“Mind Boggling” is a puny word to describe the grandness and scale of Maha Kumbh 2013 at Allahabad, India. You would have read/seen countless accounts describing the world’s largest fair (Maha Kumbh Mela). I however will stray away from the usual narratives about the camps, groups, holy men (shadhus), divine experiences or miracles and put forth a much grounded experience which kindled me from the core.
At Kumbh, it is all about THE experience. Nothing in the entire world can substitute it. No words can describe the divinity of the event and one must visit the fair to experience it. I am usually put off by crowded places and generally try to avoid them and even the Kumbh was not an exception for me. It was only when I boarded the overnight train from Delhi that the excitement finally started to hit me. The train journey was surprisingly quite comfortable, which usually isn’t the case. We reached early morning at around 6 A.M and headed straight for the guest house. Our trip was short as we had planned to return the same night. Not spending even one night in the camps is something that I regret now.
When countless people congregate and pray together for months with the sole purpose of uplifting themselves, when each one of them is only there to take a dip in the holy waters. It would even make an atheist lose his/her beliefs. The magnitude and scale of the event cannot be gauged by just viewing some pictures and reading news reports. It has to be felt personally. We headed for the Sangam at around 10 A.M and I must mention that it was extremely scenic to say the least! The vast river banks on both sides were covered with just tents and innumerable heads! We took a short and serene boat ride to the actual place of Sangam (where Ganges and Yamuna merge). This is where we spent the next hour cleansing our sins by immersing ourselves in the holy waters of the Ganges and… it was not just a usual river bath; it was a divine bath. Mildly cold water was compensated by the warm sunlight and each dip in the river rejuvenated every atom of the body. We headed back to the shore and on the way fed some migratory birds from Siberia! One couldn’t help but wonder; how lucky are these birds to feed on those waters all the way from Siberia!
The day had passed quite well, much better than my expectations and it was about to get better. In the evening we attended the Ganga Aarti. The backdrop of the aarti was such that one could view the entire Kumbh area down below. It was a real treat to watch the entire area lit at night. Standing at that vantage point, the night view looked AMAZING. In my opinion, it was the best place to watch and realize the grandeur and enormity of the event. Hats off to the organizers and people who made it possible!!

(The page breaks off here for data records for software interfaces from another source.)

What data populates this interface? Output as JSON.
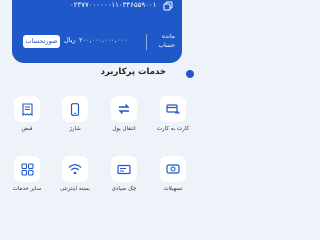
{
  "account_card": {
    "account_number": "۰۲۳۷۷۰۰۰۰۰۰۱۱۰۳۴۶۵۵۹۰۰۱",
    "balance": "۲۰۰,۰۰۰,۰۰۰,۰۰۰",
    "currency": "ریال",
    "balance_label": "مانده حساب",
    "statement_button": "صورتحساب"
  },
  "services": {
    "title": "خدمات پرکاربرد",
    "items": [
      {
        "label": "کارت به کارت",
        "icon": "card-transfer-icon"
      },
      {
        "label": "انتقال پول",
        "icon": "money-transfer-icon"
      },
      {
        "label": "شارژ",
        "icon": "mobile-charge-icon"
      },
      {
        "label": "قبض",
        "icon": "bill-icon"
      },
      {
        "label": "تسهیلات",
        "icon": "loan-icon"
      },
      {
        "label": "چک صیادی",
        "icon": "cheque-icon"
      },
      {
        "label": "بسته اینترنتی",
        "icon": "wifi-icon"
      },
      {
        "label": "سایر خدمات",
        "icon": "more-services-icon"
      }
    ]
  },
  "colors": {
    "primary": "#1f58c8",
    "background": "#eef2f9",
    "tile": "#ffffff"
  }
}
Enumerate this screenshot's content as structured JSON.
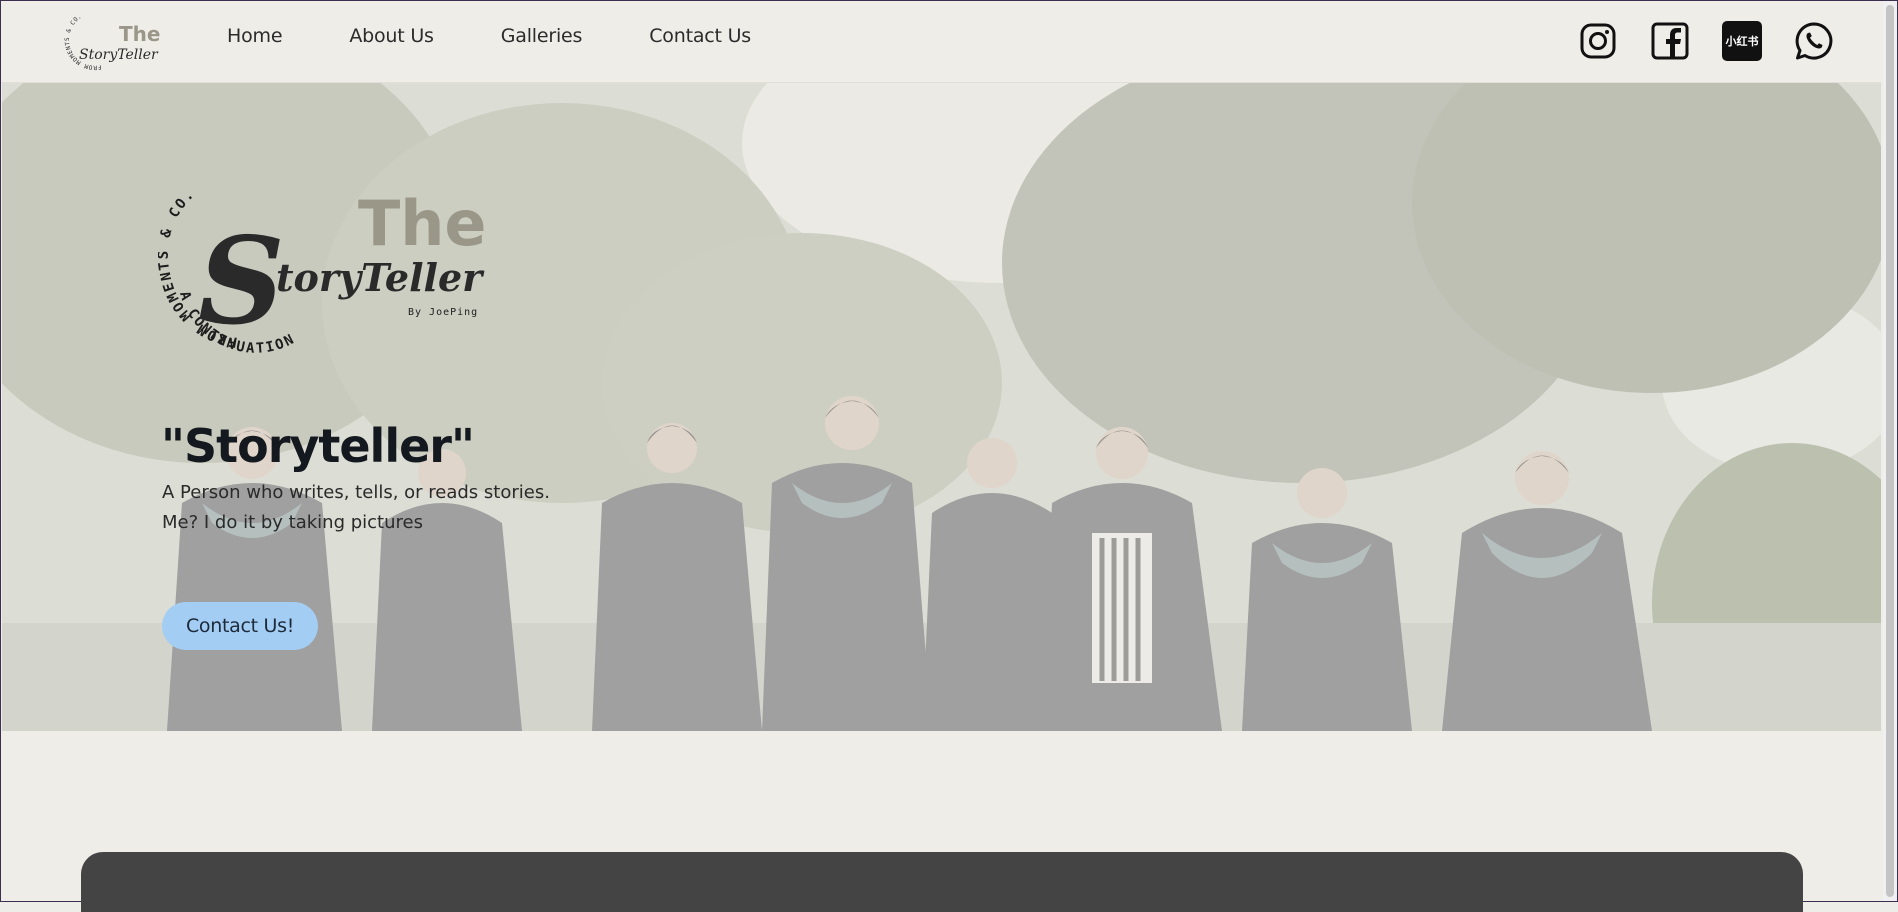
{
  "brand": {
    "small_the": "The",
    "small_story": "StoryTeller",
    "ring_top": "FROM MOMENTS & CO.",
    "ring_bottom": "A CONTINUATION",
    "big_the": "The",
    "big_story": "toryTeller",
    "big_s": "S",
    "byline": "By JoePing"
  },
  "nav": {
    "home": "Home",
    "about": "About Us",
    "galleries": "Galleries",
    "contact": "Contact Us"
  },
  "socials": {
    "instagram": "instagram-icon",
    "facebook": "facebook-icon",
    "xiaohongshu": "小红书",
    "whatsapp": "whatsapp-icon"
  },
  "hero": {
    "title": "\"Storyteller\"",
    "line1": "A Person who writes, tells, or reads stories.",
    "line2": "Me? I do it by taking pictures",
    "cta": "Contact Us!"
  },
  "colors": {
    "background": "#efede8",
    "cta": "#a4cdf4",
    "brand_khaki": "#9a9788",
    "dark_card": "#444444"
  }
}
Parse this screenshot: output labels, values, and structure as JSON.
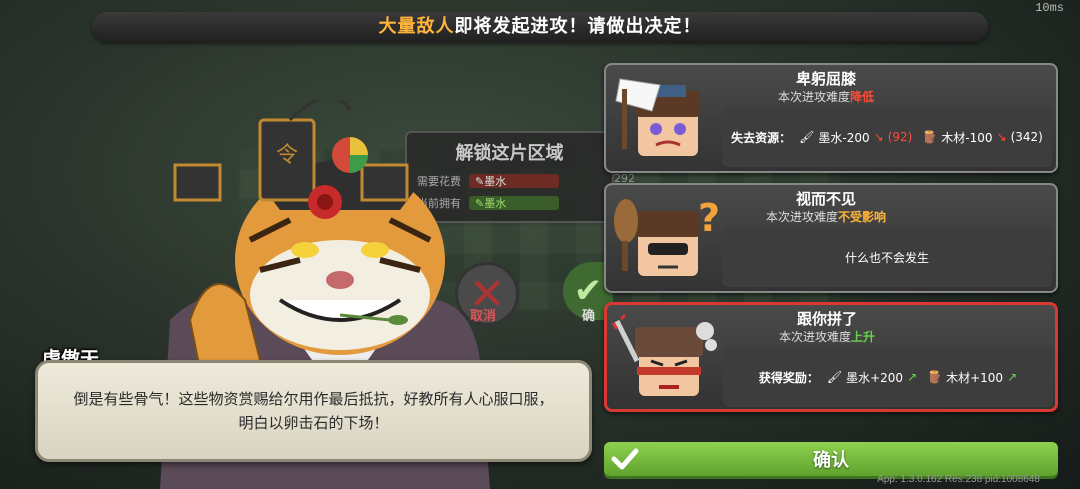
{
  "fps_label": "10ms",
  "banner": {
    "highlight": "大量敌人",
    "rest": "即将发起进攻！请做出决定！"
  },
  "unlock_panel": {
    "title": "解锁这片区域",
    "cost_label": "需要花费",
    "cost_resource": "墨水",
    "owned_label": "当前拥有",
    "owned_resource": "墨水",
    "owned_count": "292",
    "cancel_label": "取消",
    "confirm_label": "确"
  },
  "speaker": {
    "name": "虎傲天",
    "line1": "倒是有些骨气！这些物资赏赐给尔用作最后抵抗，好教所有人心服口服，",
    "line2": "明白以卵击石的下场！"
  },
  "options": [
    {
      "title": "卑躬屈膝",
      "sub_prefix": "本次进攻难度",
      "level": "降低",
      "level_color": "#ff4a3a",
      "detail_label": "失去资源：",
      "res1": "墨水-200",
      "res1_have": "(92)",
      "res2": "木材-100",
      "res2_have": "(342)"
    },
    {
      "title": "视而不见",
      "sub_prefix": "本次进攻难度",
      "level": "不受影响",
      "level_color": "#ffb43a",
      "detail": "什么也不会发生"
    },
    {
      "title": "跟你拼了",
      "sub_prefix": "本次进攻难度",
      "level": "上升",
      "level_color": "#67d34a",
      "detail_label": "获得奖励：",
      "res1": "墨水+200",
      "res2": "木材+100",
      "selected": true
    }
  ],
  "confirm_button": "确认",
  "app_info": "App: 1.3.0.162 Res:238 pid:1008648",
  "icons": [
    "ink-brush-icon",
    "wood-log-icon",
    "down-arrow-icon",
    "up-arrow-icon",
    "checkmark-icon",
    "cross-icon"
  ]
}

Yes, the river bath was wonderful and the evening Ganga aarti was a great way to end the day…but here came a realization that things should not be taken for granted and our each and every living moment must be well appreciated and thanked for. It came at place where I was least expecting it, after all the day at the Kumbh was over and we were at the Allahabad railway station waiting for our train to arrive at the platform. Sitting next to us was a family supposedly from one of the remote villages of India. They looked extremely poor and had come with paltry home prepared meal. My attention fell on this old man from the family, who after many attempts managed to open his own meal box. Two measly Chapattis and some mixed vegetable was all which he had in front of him for dinner. He washed his hands with a little water, closed his eyes, said a prayer, bowed his head and then took the first bite. I have seen many homeless people on the streets, many without proper food and clothes but this man’s action left me stumped. It literally brought tears to my eyes. Had the siren from the approaching train not distracted me, I would have definitely started crying.
I couldn’t help but ponder over the fact that how superficial urban life has become. We want the best of things at our disposal and are in a continuous race to achieve them at any cost. It is a pity that we do not even pause to appreciate what we already have. Things we already have are simply taken for granted. This man appreciated the importance of whatever little he had and most importantly thanked god for it. He did not fret or looked upset, but rather seemed happy and content.
I am sure that each and every one, who visited the Kumbh have their own experiences but for me; no matter how trivial; It was Maha, Maha enough to instill a change and strengthen my beliefs.